• _Data for processing_:
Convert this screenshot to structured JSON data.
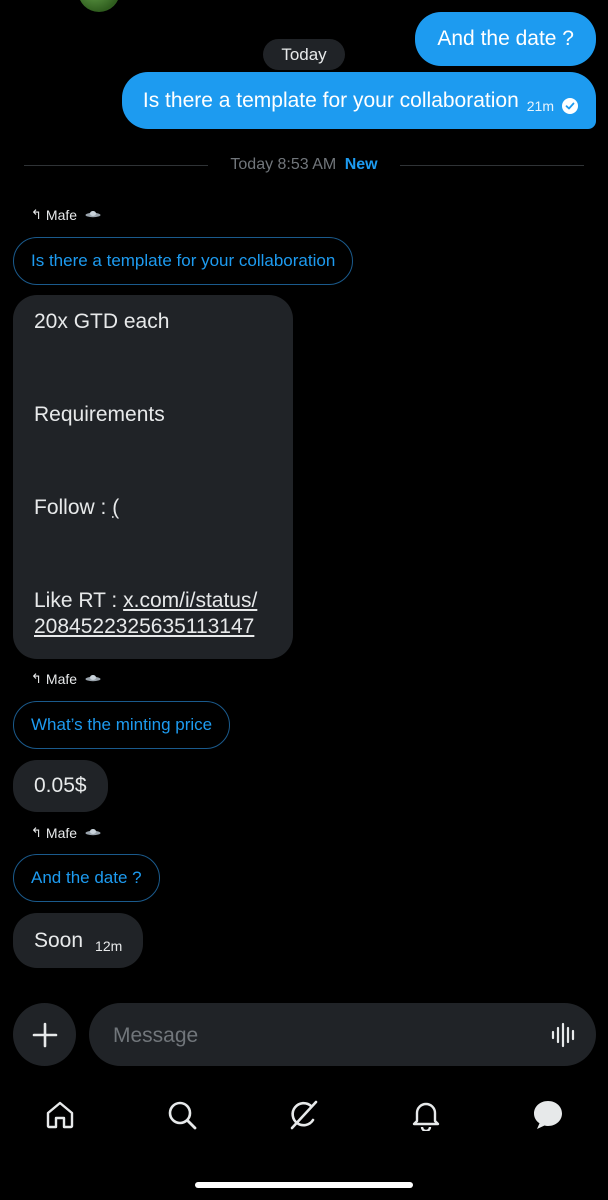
{
  "top_messages": {
    "out_1": "And the date ?",
    "date_pill": "Today",
    "out_2": "Is there a template for your collaboration",
    "out_2_time": "21m"
  },
  "divider": {
    "time": "Today 8:53 AM",
    "new_label": "New"
  },
  "thread": [
    {
      "reply_to": "Mafe",
      "quoted": "Is there a template for your collaboration"
    },
    {
      "reply_to": "Mafe",
      "quoted": "What’s the minting price",
      "answer": "0.05$"
    },
    {
      "reply_to": "Mafe",
      "quoted": "And the date ?",
      "answer": "Soon",
      "answer_time": "12m"
    }
  ],
  "big_message": {
    "line1": "20x GTD each",
    "line2": "Requirements",
    "line3": "Follow : ",
    "line3_link": "(",
    "line4_prefix": "Like RT : ",
    "line4_link_a": "x.com/i/status/",
    "line4_link_b": "2084522325635113147"
  },
  "composer": {
    "placeholder": "Message"
  },
  "nav": {
    "items": [
      "home-icon",
      "search-icon",
      "grok-icon",
      "notifications-icon",
      "messages-icon"
    ]
  },
  "colors": {
    "accent": "#1d9bf0",
    "bubble_in": "#202327",
    "background": "#000000"
  }
}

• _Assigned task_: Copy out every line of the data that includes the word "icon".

• _Answer box_:
      "home-icon",
      "search-icon",
      "grok-icon",
      "notifications-icon",
      "messages-icon"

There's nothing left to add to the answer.